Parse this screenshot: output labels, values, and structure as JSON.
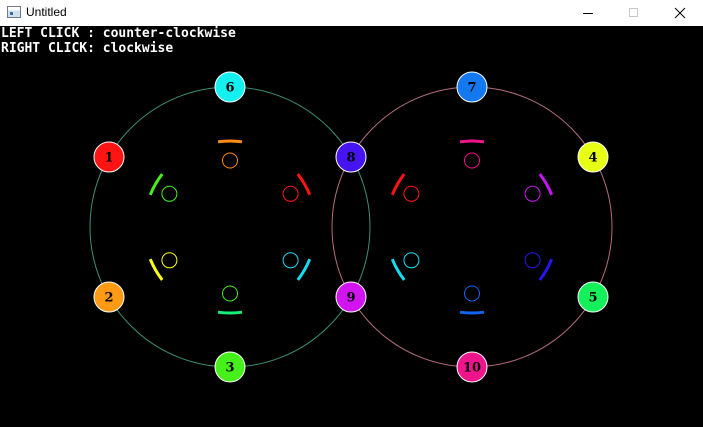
{
  "window": {
    "title": "Untitled"
  },
  "instructions": {
    "left": "LEFT CLICK : counter-clockwise",
    "right": "RIGHT CLICK: clockwise"
  },
  "rings": {
    "left_ring_color": "#3c8f7a",
    "right_ring_color": "#b46e7e"
  },
  "nodes": [
    {
      "label": "1",
      "color": "#ff1414"
    },
    {
      "label": "2",
      "color": "#ff9a14"
    },
    {
      "label": "3",
      "color": "#46f01a"
    },
    {
      "label": "4",
      "color": "#e6ff14"
    },
    {
      "label": "5",
      "color": "#14f05a"
    },
    {
      "label": "6",
      "color": "#14f0f0"
    },
    {
      "label": "7",
      "color": "#1478f0"
    },
    {
      "label": "8",
      "color": "#4614f0"
    },
    {
      "label": "9",
      "color": "#d214f0"
    },
    {
      "label": "10",
      "color": "#f0148c"
    }
  ],
  "left_slots": [
    {
      "color": "#ff8c14"
    },
    {
      "color": "#ff1414"
    },
    {
      "color": "#14dcf0"
    },
    {
      "color": "#14f078"
    },
    {
      "color": "#ffff14"
    },
    {
      "color": "#46f01a"
    }
  ],
  "right_slots": [
    {
      "color": "#f0148c"
    },
    {
      "color": "#c814f0"
    },
    {
      "color": "#2814f0"
    },
    {
      "color": "#1464f0"
    },
    {
      "color": "#14dcf0"
    },
    {
      "color": "#ff1414"
    }
  ],
  "left_inner_circles": [
    "#ff8c14",
    "#ff1414",
    "#14dcf0",
    "#46f01a",
    "#ffff14",
    "#46f01a"
  ],
  "right_inner_circles": [
    "#f0148c",
    "#c814f0",
    "#2814f0",
    "#1464f0",
    "#14dcf0",
    "#ff1414"
  ]
}
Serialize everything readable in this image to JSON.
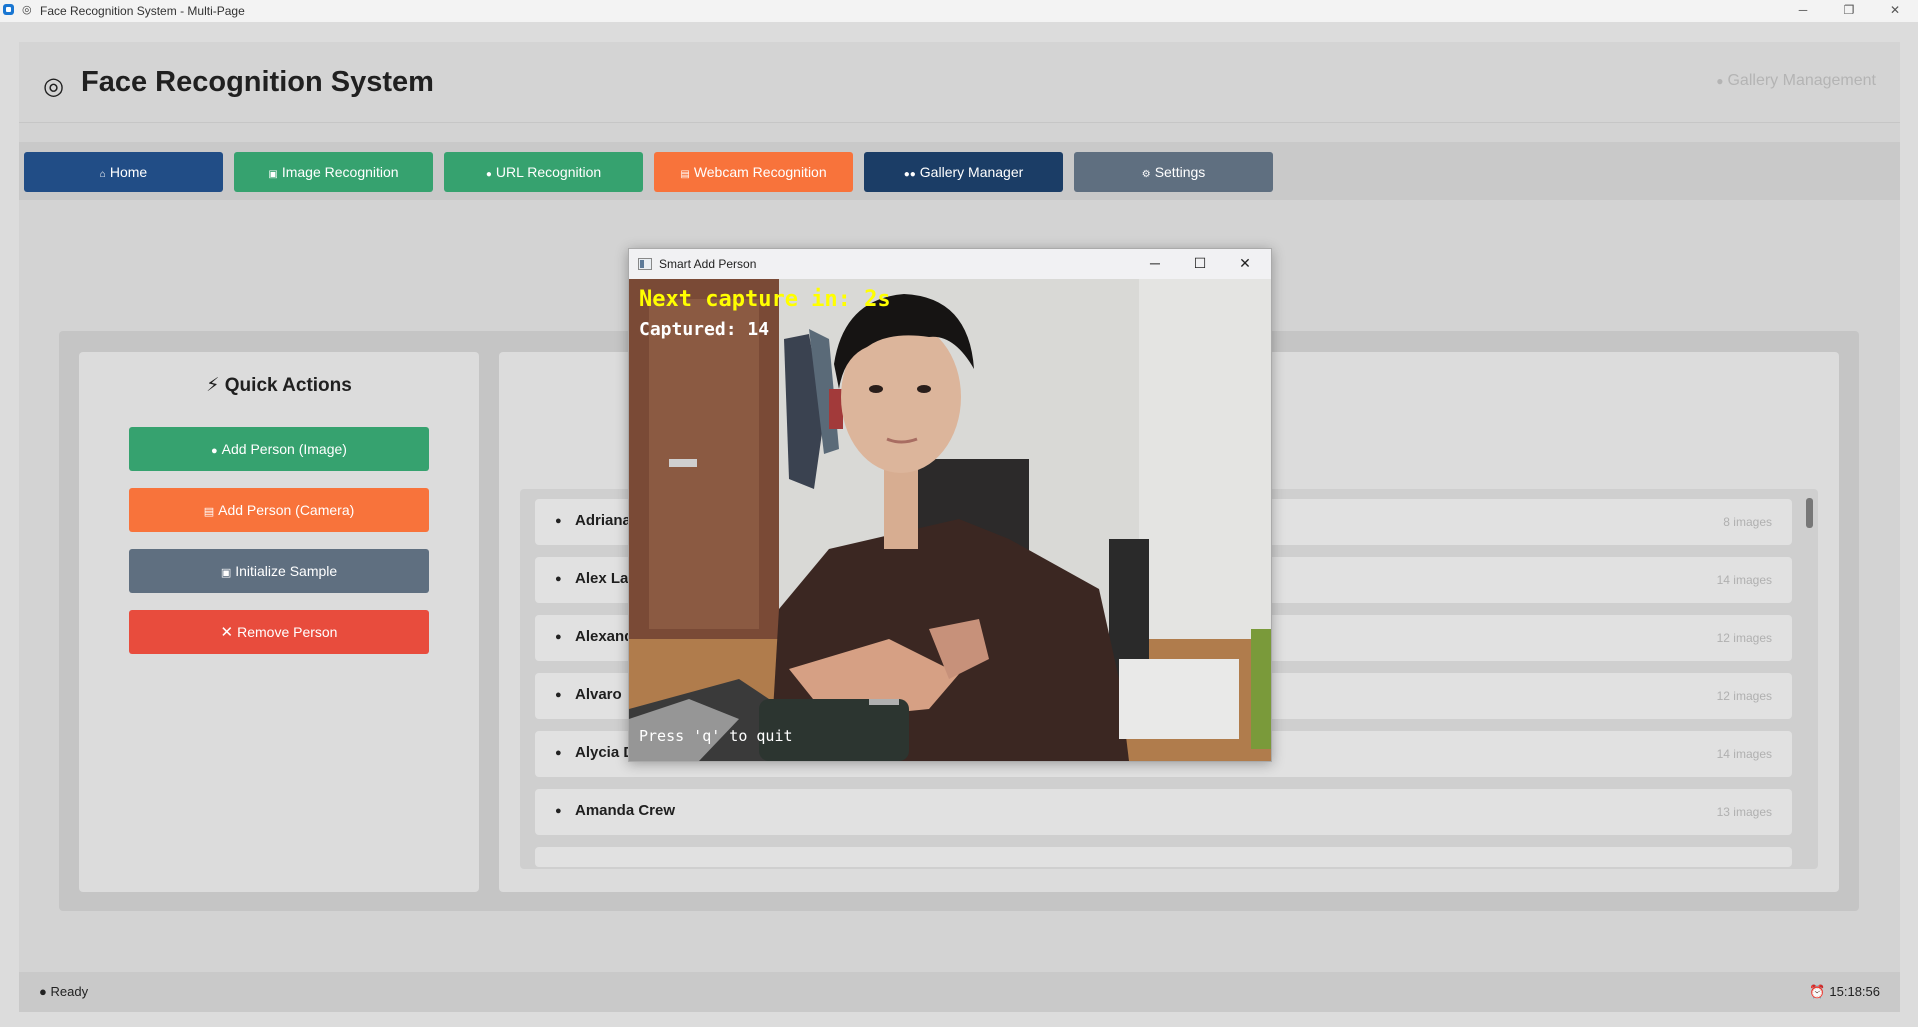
{
  "window": {
    "title": "Face Recognition System - Multi-Page"
  },
  "header": {
    "title": "Face Recognition System",
    "right_label": "Gallery Management"
  },
  "nav": {
    "home": "Home",
    "image": "Image Recognition",
    "url": "URL Recognition",
    "webcam": "Webcam Recognition",
    "gallery": "Gallery Manager",
    "settings": "Settings"
  },
  "quick_actions": {
    "title": "Quick Actions",
    "add_image": "Add Person (Image)",
    "add_camera": "Add Person (Camera)",
    "initialize": "Initialize Sample",
    "remove": "Remove Person"
  },
  "gallery": {
    "people": [
      {
        "name": "Adriana",
        "count": "8 images"
      },
      {
        "name": "Alex La",
        "count": "14 images"
      },
      {
        "name": "Alexand",
        "count": "12 images"
      },
      {
        "name": "Alvaro",
        "count": "12 images"
      },
      {
        "name": "Alycia D",
        "count": "14 images"
      },
      {
        "name": "Amanda Crew",
        "count": "13 images"
      }
    ]
  },
  "status": {
    "left": "Ready",
    "time": "15:18:56"
  },
  "popup": {
    "title": "Smart Add Person",
    "next_capture": "Next capture in: 2s",
    "captured": "Captured: 14",
    "quit_hint": "Press 'q' to quit"
  },
  "colors": {
    "home": "#214d86",
    "green": "#36a26f",
    "orange": "#f8733b",
    "gallery": "#1b3d66",
    "slate": "#5f6f80",
    "red": "#e84c3d",
    "overlay_yellow": "#ffff00"
  },
  "icons": {
    "logo": "target-icon",
    "home": "house-icon",
    "image": "image-icon",
    "url": "globe-icon",
    "webcam": "camera-icon",
    "gallery": "people-icon",
    "settings": "gear-icon",
    "quick": "lightning-icon",
    "person": "person-icon",
    "remove": "close-icon",
    "clock": "alarm-clock-icon"
  }
}
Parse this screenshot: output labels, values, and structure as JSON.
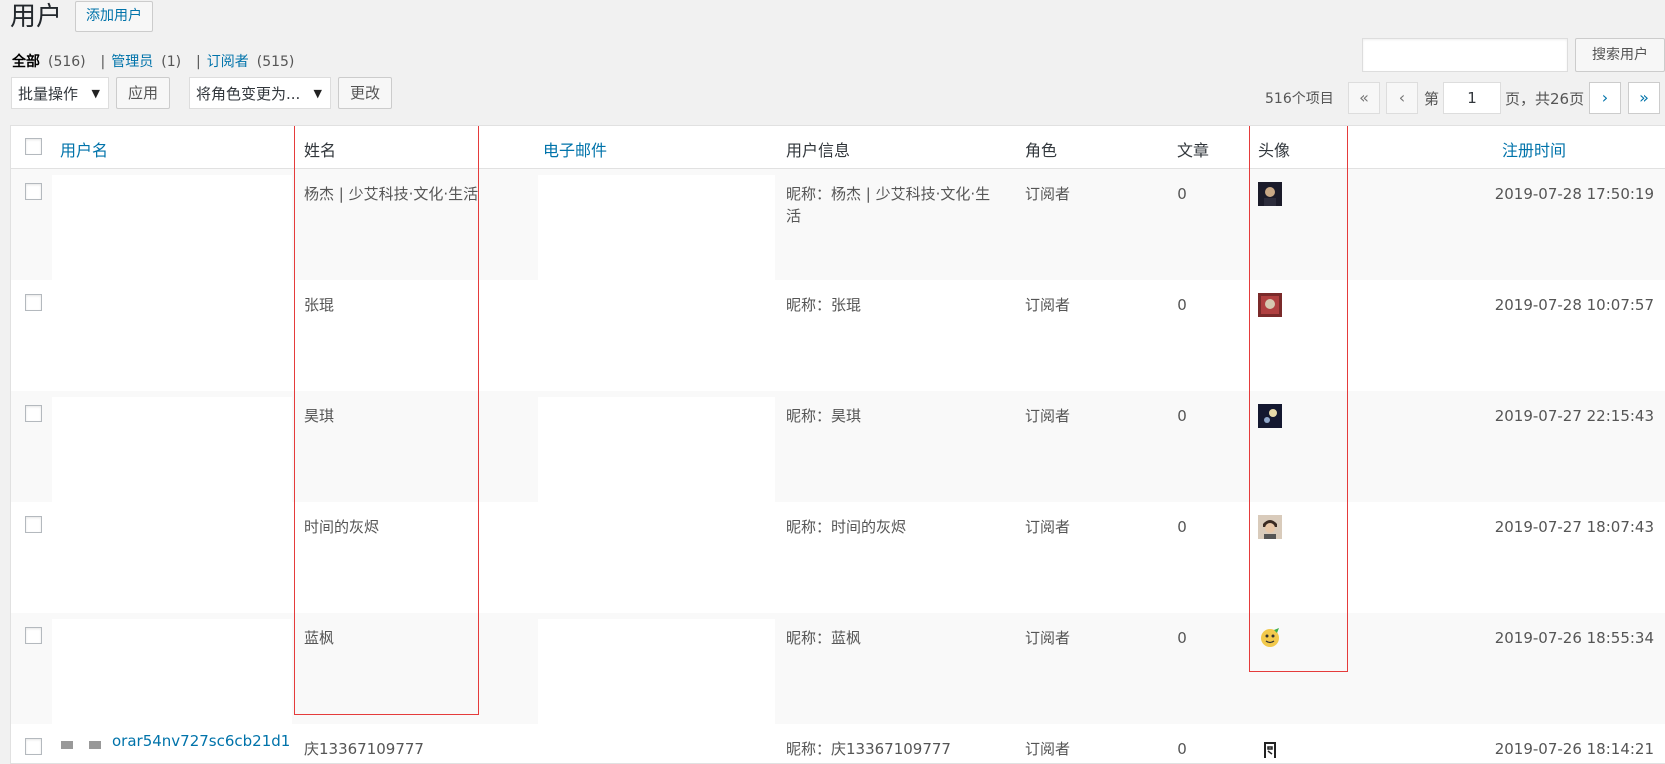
{
  "header": {
    "title": "用户",
    "add_new_label": "添加用户"
  },
  "filters": [
    {
      "label": "全部",
      "count": "(516)",
      "current": true
    },
    {
      "label": "管理员",
      "count": "(1)",
      "current": false
    },
    {
      "label": "订阅者",
      "count": "(515)",
      "current": false
    }
  ],
  "search": {
    "value": "",
    "button_label": "搜索用户"
  },
  "bulk": {
    "action_label": "批量操作",
    "apply_label": "应用",
    "role_label": "将角色变更为...",
    "change_label": "更改"
  },
  "pagination": {
    "items_count": "516个项目",
    "first": "«",
    "prev": "‹",
    "next": "›",
    "last": "»",
    "page_prefix": "第",
    "current_page": "1",
    "page_suffix": "页，共26页"
  },
  "table": {
    "columns": {
      "username": "用户名",
      "name": "姓名",
      "email": "电子邮件",
      "info": "用户信息",
      "role": "角色",
      "posts": "文章",
      "avatar": "头像",
      "registered": "注册时间"
    },
    "rows": [
      {
        "username": "",
        "name": "杨杰 | 少艾科技·文化·生活",
        "info_line1": "昵称：杨杰 | 少艾科技·文化·生",
        "info_line2": "活",
        "role": "订阅者",
        "posts": "0",
        "registered": "2019-07-28 17:50:19",
        "avatar_color": "#1b1b2a",
        "avatar_accent": "#c8a886"
      },
      {
        "username": "",
        "name": "张琨",
        "info_line1": "昵称：张琨",
        "info_line2": "",
        "role": "订阅者",
        "posts": "0",
        "registered": "2019-07-28 10:07:57",
        "avatar_color": "#7a2a2a",
        "avatar_accent": "#d6c9b0"
      },
      {
        "username": "",
        "name": "昊琪",
        "info_line1": "昵称：昊琪",
        "info_line2": "",
        "role": "订阅者",
        "posts": "0",
        "registered": "2019-07-27 22:15:43",
        "avatar_color": "#141830",
        "avatar_accent": "#e8d9a8"
      },
      {
        "username": "",
        "name": "时间的灰烬",
        "info_line1": "昵称：时间的灰烬",
        "info_line2": "",
        "role": "订阅者",
        "posts": "0",
        "registered": "2019-07-27 18:07:43",
        "avatar_color": "#d9cbbb",
        "avatar_accent": "#3a2a22"
      },
      {
        "username": "",
        "name": "蓝枫",
        "info_line1": "昵称：蓝枫",
        "info_line2": "",
        "role": "订阅者",
        "posts": "0",
        "registered": "2019-07-26 18:55:34",
        "avatar_color": "#f2c94c",
        "avatar_accent": "#3cae49"
      },
      {
        "username": "orar54nv727sc6cb21d1",
        "name": "庆13367109777",
        "info_line1": "昵称：庆13367109777",
        "info_line2": "",
        "role": "订阅者",
        "posts": "0",
        "registered": "2019-07-26 18:14:21",
        "avatar_color": "#ffffff",
        "avatar_accent": "#222222"
      }
    ]
  }
}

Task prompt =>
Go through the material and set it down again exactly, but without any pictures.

Exercise answer =>
Parse this screenshot: output labels, values, and structure as JSON.
{
  "window": {
    "title": "Untitled"
  },
  "instructions": {
    "left": "LEFT CLICK : counter-clockwise",
    "right": "RIGHT CLICK: clockwise"
  },
  "rings": {
    "left_ring_color": "#3c8f7a",
    "right_ring_color": "#b46e7e"
  },
  "nodes": [
    {
      "label": "1",
      "color": "#ff1414"
    },
    {
      "label": "2",
      "color": "#ff9a14"
    },
    {
      "label": "3",
      "color": "#46f01a"
    },
    {
      "label": "4",
      "color": "#e6ff14"
    },
    {
      "label": "5",
      "color": "#14f05a"
    },
    {
      "label": "6",
      "color": "#14f0f0"
    },
    {
      "label": "7",
      "color": "#1478f0"
    },
    {
      "label": "8",
      "color": "#4614f0"
    },
    {
      "label": "9",
      "color": "#d214f0"
    },
    {
      "label": "10",
      "color": "#f0148c"
    }
  ],
  "left_slots": [
    {
      "color": "#ff8c14"
    },
    {
      "color": "#ff1414"
    },
    {
      "color": "#14dcf0"
    },
    {
      "color": "#14f078"
    },
    {
      "color": "#ffff14"
    },
    {
      "color": "#46f01a"
    }
  ],
  "right_slots": [
    {
      "color": "#f0148c"
    },
    {
      "color": "#c814f0"
    },
    {
      "color": "#2814f0"
    },
    {
      "color": "#1464f0"
    },
    {
      "color": "#14dcf0"
    },
    {
      "color": "#ff1414"
    }
  ],
  "left_inner_circles": [
    "#ff8c14",
    "#ff1414",
    "#14dcf0",
    "#46f01a",
    "#ffff14",
    "#46f01a"
  ],
  "right_inner_circles": [
    "#f0148c",
    "#c814f0",
    "#2814f0",
    "#1464f0",
    "#14dcf0",
    "#ff1414"
  ]
}
Serialize everything readable in this image to JSON.
{
  "window": {
    "title": "Face Recognition System - Multi-Page"
  },
  "header": {
    "title": "Face Recognition System",
    "right_label": "Gallery Management"
  },
  "nav": {
    "home": "Home",
    "image": "Image Recognition",
    "url": "URL Recognition",
    "webcam": "Webcam Recognition",
    "gallery": "Gallery Manager",
    "settings": "Settings"
  },
  "quick_actions": {
    "title": "Quick Actions",
    "add_image": "Add Person (Image)",
    "add_camera": "Add Person (Camera)",
    "initialize": "Initialize Sample",
    "remove": "Remove Person"
  },
  "gallery": {
    "people": [
      {
        "name": "Adriana",
        "count": "8 images"
      },
      {
        "name": "Alex La",
        "count": "14 images"
      },
      {
        "name": "Alexand",
        "count": "12 images"
      },
      {
        "name": "Alvaro",
        "count": "12 images"
      },
      {
        "name": "Alycia D",
        "count": "14 images"
      },
      {
        "name": "Amanda Crew",
        "count": "13 images"
      }
    ]
  },
  "status": {
    "left": "Ready",
    "time": "15:18:56"
  },
  "popup": {
    "title": "Smart Add Person",
    "next_capture": "Next capture in: 2s",
    "captured": "Captured: 14",
    "quit_hint": "Press 'q' to quit"
  },
  "colors": {
    "home": "#214d86",
    "green": "#36a26f",
    "orange": "#f8733b",
    "gallery": "#1b3d66",
    "slate": "#5f6f80",
    "red": "#e84c3d",
    "overlay_yellow": "#ffff00"
  },
  "icons": {
    "logo": "target-icon",
    "home": "house-icon",
    "image": "image-icon",
    "url": "globe-icon",
    "webcam": "camera-icon",
    "gallery": "people-icon",
    "settings": "gear-icon",
    "quick": "lightning-icon",
    "person": "person-icon",
    "remove": "close-icon",
    "clock": "alarm-clock-icon"
  }
}
Parse this screenshot: output labels, values, and structure as JSON.
{
  "header": {
    "title": "用户",
    "add_new_label": "添加用户"
  },
  "filters": [
    {
      "label": "全部",
      "count": "(516)",
      "current": true
    },
    {
      "label": "管理员",
      "count": "(1)",
      "current": false
    },
    {
      "label": "订阅者",
      "count": "(515)",
      "current": false
    }
  ],
  "search": {
    "value": "",
    "button_label": "搜索用户"
  },
  "bulk": {
    "action_label": "批量操作",
    "apply_label": "应用",
    "role_label": "将角色变更为...",
    "change_label": "更改"
  },
  "pagination": {
    "items_count": "516个项目",
    "first": "«",
    "prev": "‹",
    "next": "›",
    "last": "»",
    "page_prefix": "第",
    "current_page": "1",
    "page_suffix": "页，共26页"
  },
  "table": {
    "columns": {
      "username": "用户名",
      "name": "姓名",
      "email": "电子邮件",
      "info": "用户信息",
      "role": "角色",
      "posts": "文章",
      "avatar": "头像",
      "registered": "注册时间"
    },
    "rows": [
      {
        "username": "",
        "name": "杨杰 | 少艾科技·文化·生活",
        "info_line1": "昵称：杨杰 | 少艾科技·文化·生",
        "info_line2": "活",
        "role": "订阅者",
        "posts": "0",
        "registered": "2019-07-28 17:50:19",
        "avatar_color": "#1b1b2a",
        "avatar_accent": "#c8a886"
      },
      {
        "username": "",
        "name": "张琨",
        "info_line1": "昵称：张琨",
        "info_line2": "",
        "role": "订阅者",
        "posts": "0",
        "registered": "2019-07-28 10:07:57",
        "avatar_color": "#7a2a2a",
        "avatar_accent": "#d6c9b0"
      },
      {
        "username": "",
        "name": "昊琪",
        "info_line1": "昵称：昊琪",
        "info_line2": "",
        "role": "订阅者",
        "posts": "0",
        "registered": "2019-07-27 22:15:43",
        "avatar_color": "#141830",
        "avatar_accent": "#e8d9a8"
      },
      {
        "username": "",
        "name": "时间的灰烬",
        "info_line1": "昵称：时间的灰烬",
        "info_line2": "",
        "role": "订阅者",
        "posts": "0",
        "registered": "2019-07-27 18:07:43",
        "avatar_color": "#d9cbbb",
        "avatar_accent": "#3a2a22"
      },
      {
        "username": "",
        "name": "蓝枫",
        "info_line1": "昵称：蓝枫",
        "info_line2": "",
        "role": "订阅者",
        "posts": "0",
        "registered": "2019-07-26 18:55:34",
        "avatar_color": "#f2c94c",
        "avatar_accent": "#3cae49"
      },
      {
        "username": "orar54nv727sc6cb21d1",
        "name": "庆13367109777",
        "info_line1": "昵称：庆13367109777",
        "info_line2": "",
        "role": "订阅者",
        "posts": "0",
        "registered": "2019-07-26 18:14:21",
        "avatar_color": "#ffffff",
        "avatar_accent": "#222222"
      }
    ]
  }
}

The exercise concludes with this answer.